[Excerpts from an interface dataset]
——————

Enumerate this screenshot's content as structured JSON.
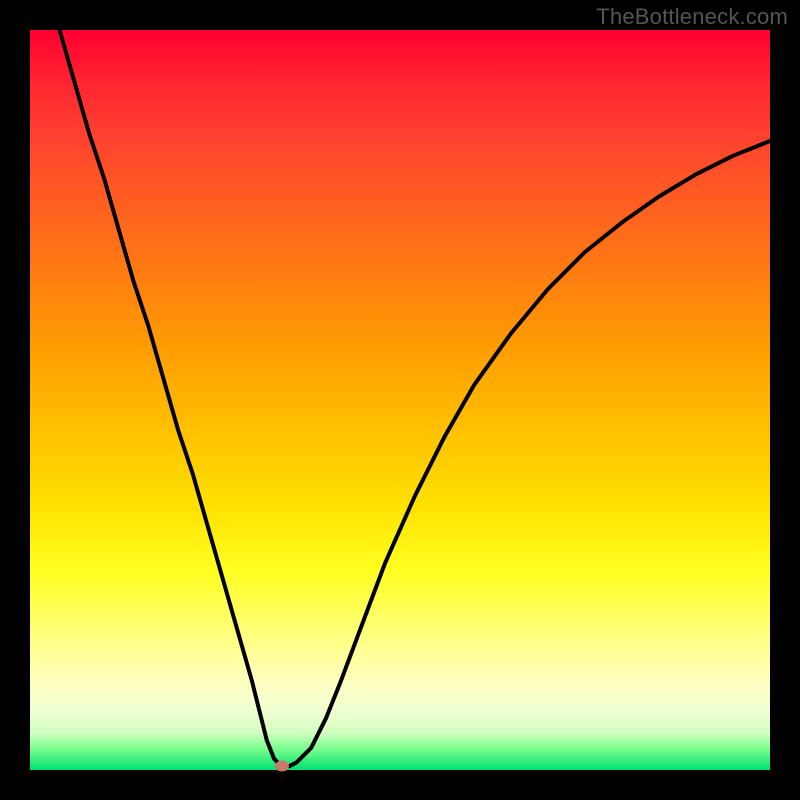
{
  "watermark": "TheBottleneck.com",
  "chart_data": {
    "type": "line",
    "title": "",
    "xlabel": "",
    "ylabel": "",
    "xlim": [
      0,
      100
    ],
    "ylim": [
      0,
      100
    ],
    "series": [
      {
        "name": "bottleneck-curve",
        "x": [
          4,
          6,
          8,
          10,
          12,
          14,
          16,
          18,
          20,
          22,
          24,
          26,
          28,
          30,
          31,
          32,
          33,
          34,
          35,
          36,
          38,
          40,
          42,
          45,
          48,
          52,
          56,
          60,
          65,
          70,
          75,
          80,
          85,
          90,
          95,
          100
        ],
        "y": [
          100,
          93,
          86,
          80,
          73,
          66,
          60,
          53,
          46,
          40,
          33,
          26,
          19,
          12,
          8,
          4,
          1.5,
          0.5,
          0.5,
          1,
          3,
          7,
          12,
          20,
          28,
          37,
          45,
          52,
          59,
          65,
          70,
          74,
          77.5,
          80.5,
          83,
          85
        ]
      }
    ],
    "marker": {
      "x": 34,
      "y": 0.5
    },
    "background_gradient": {
      "top": "#ff0030",
      "middle": "#ffe000",
      "bottom": "#00e070"
    }
  }
}
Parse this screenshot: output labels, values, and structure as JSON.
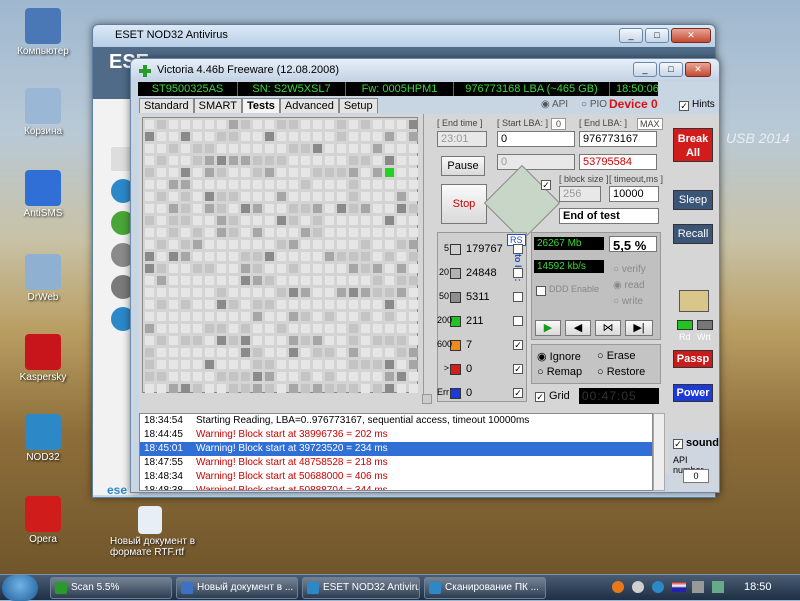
{
  "desktop": {
    "icons": [
      {
        "label": "Компьютер",
        "color": "#4a78b6"
      },
      {
        "label": "Корзина",
        "color": "#9ab7d6"
      },
      {
        "label": "AntiSMS",
        "color": "#2f6fd6"
      },
      {
        "label": "DrWeb",
        "color": "#8fb0d0"
      },
      {
        "label": "Kaspersky",
        "color": "#c8151b"
      },
      {
        "label": "NOD32",
        "color": "#2d88c8"
      },
      {
        "label": "Opera",
        "color": "#d11c1c"
      },
      {
        "label": "Новый документ в формате RTF.rtf",
        "color": "#e8eef5"
      }
    ],
    "watermark": "USB 2014"
  },
  "eset": {
    "title": "ESET NOD32 Antivirus",
    "brand": "ESE",
    "footer": "ese"
  },
  "victoria": {
    "title": "Victoria 4.46b Freeware (12.08.2008)",
    "info": {
      "model": "ST9500325AS",
      "sn": "SN: S2W5XSL7",
      "fw": "Fw: 0005HPM1",
      "lba": "976773168 LBA (~465 GB)",
      "time": "18:50:06"
    },
    "tabs": [
      "Standard",
      "SMART",
      "Tests",
      "Advanced",
      "Setup"
    ],
    "apm": {
      "api": "API",
      "pio": "PIO",
      "device": "Device 0",
      "hints": "Hints"
    },
    "fields": {
      "end_time_label": "[ End time ]",
      "end_time": "23:01",
      "start_lba_label": "[ Start LBA: ]",
      "start_lba_zero": "0",
      "start_lba": "0",
      "end_lba_label": "[ End LBA: ]",
      "end_lba_max": "MAX",
      "end_lba": "976773167",
      "current": "53795584",
      "block_size_label": "[ block size ]",
      "block_size": "256",
      "timeout_label": "[ timeout,ms ]",
      "timeout": "10000",
      "mode": "End of test"
    },
    "buttons": {
      "pause": "Pause",
      "stop": "Stop",
      "break_all": "Break All",
      "sleep": "Sleep",
      "recall": "Recall",
      "passp": "Passp",
      "power": "Power",
      "rd": "Rd",
      "wrt": "Wrt"
    },
    "stats": {
      "rs": "RS",
      "to_log": "to log:",
      "rows": [
        {
          "ms": "5",
          "count": "179767",
          "color": "#d0d0d0",
          "log": false
        },
        {
          "ms": "20",
          "count": "24848",
          "color": "#b2b2b2",
          "log": false
        },
        {
          "ms": "50",
          "count": "5311",
          "color": "#8e8e8e",
          "log": false
        },
        {
          "ms": "200",
          "count": "211",
          "color": "#22c322",
          "log": false
        },
        {
          "ms": "600",
          "count": "7",
          "color": "#f08a1a",
          "log": true
        },
        {
          "ms": ">",
          "count": "0",
          "color": "#d61d1d",
          "log": true
        },
        {
          "ms": "Err",
          "count": "0",
          "color": "#1d3ad6",
          "log": true
        }
      ]
    },
    "speed": {
      "mb": "26267",
      "mb_unit": "Mb",
      "pct": "5,5",
      "pct_unit": "%",
      "kbs": "14592",
      "kbs_unit": "kb/s",
      "ddd": "DDD Enable",
      "verify": "verify",
      "read": "read",
      "write": "write"
    },
    "actions": {
      "ignore": "Ignore",
      "erase": "Erase",
      "remap": "Remap",
      "restore": "Restore",
      "grid": "Grid",
      "timer": "00:47:05"
    },
    "sound": {
      "label": "sound",
      "api_number": "API number",
      "value": "0"
    },
    "log": [
      {
        "time": "18:34:54",
        "msg": "Starting Reading, LBA=0..976773167, sequential access, timeout 10000ms",
        "type": "info"
      },
      {
        "time": "18:44:45",
        "msg": "Warning! Block start at 38996736 = 202 ms",
        "type": "warn"
      },
      {
        "time": "18:45:01",
        "msg": "Warning! Block start at 39723520 = 234 ms",
        "type": "sel"
      },
      {
        "time": "18:47:55",
        "msg": "Warning! Block start at 48758528 = 218 ms",
        "type": "warn"
      },
      {
        "time": "18:48:34",
        "msg": "Warning! Block start at 50688000 = 406 ms",
        "type": "warn"
      },
      {
        "time": "18:48:38",
        "msg": "Warning! Block start at 50888704 = 344 ms",
        "type": "warn"
      }
    ]
  },
  "taskbar": {
    "items": [
      {
        "label": "Scan 5.5%",
        "color": "#2a9a2a"
      },
      {
        "label": "Новый документ в ...",
        "color": "#3b72c4"
      },
      {
        "label": "ESET NOD32 Antivirus",
        "color": "#2d88c8"
      },
      {
        "label": "Сканирование ПК ...",
        "color": "#2d88c8"
      }
    ],
    "clock": "18:50"
  }
}
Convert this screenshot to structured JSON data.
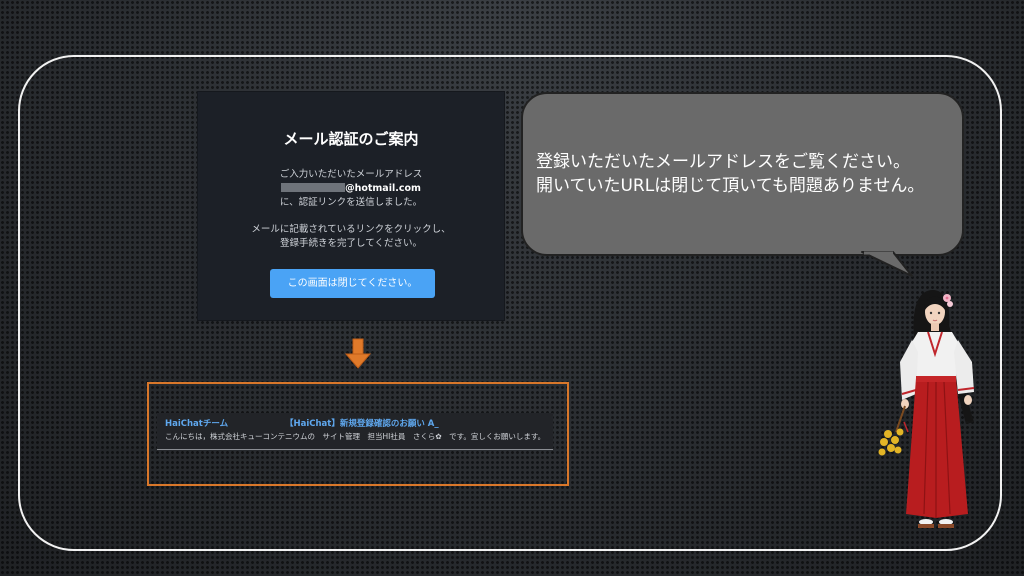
{
  "mail_card": {
    "title": "メール認証のご案内",
    "line1": "ご入力いただいたメールアドレス",
    "email_suffix": "@hotmail.com",
    "line2": "に、認証リンクを送信しました。",
    "line3": "メールに記載されているリンクをクリックし、",
    "line4": "登録手続きを完了してください。",
    "close_button": "この画面は閉じてください。"
  },
  "speech": {
    "line1": "登録いただいたメールアドレスをご覧ください。",
    "line2": "開いていたURLは閉じて頂いても問題ありません。"
  },
  "inbox": {
    "sender": "HaiChatチーム",
    "subject": "【HaiChat】新規登録確認のお願い A_",
    "snippet": "こんにちは，株式会社キューコンテニウムの　サイト管理　担当HI社員　さくら✿　です。宜しくお願いします。"
  },
  "colors": {
    "button": "#4aa3f5",
    "inbox_border": "#d9772a",
    "arrow": "#e07a2a",
    "link_text": "#5fa8ef"
  }
}
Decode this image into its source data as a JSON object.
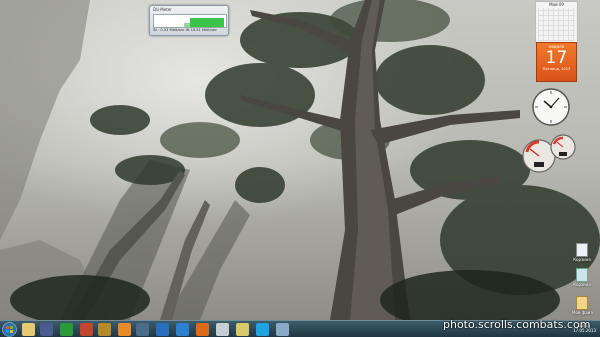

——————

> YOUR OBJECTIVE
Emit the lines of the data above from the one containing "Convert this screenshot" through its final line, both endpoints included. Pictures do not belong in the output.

> TASK SOLUTION
Convert this screenshot to structured JSON data.
{
  "mail_card": {
    "title": "メール認証のご案内",
    "line1": "ご入力いただいたメールアドレス",
    "email_suffix": "@hotmail.com",
    "line2": "に、認証リンクを送信しました。",
    "line3": "メールに記載されているリンクをクリックし、",
    "line4": "登録手続きを完了してください。",
    "close_button": "この画面は閉じてください。"
  },
  "speech": {
    "line1": "登録いただいたメールアドレスをご覧ください。",
    "line2": "開いていたURLは閉じて頂いても問題ありません。"
  },
  "inbox": {
    "sender": "HaiChatチーム",
    "subject": "【HaiChat】新規登録確認のお願い A_",
    "snippet": "こんにちは，株式会社キューコンテニウムの　サイト管理　担当HI社員　さくら✿　です。宜しくお願いします。"
  },
  "colors": {
    "button": "#4aa3f5",
    "inbox_border": "#d9772a",
    "arrow": "#e07a2a",
    "link_text": "#5fa8ef"
  }
}
Decode this image into its source data as a JSON object.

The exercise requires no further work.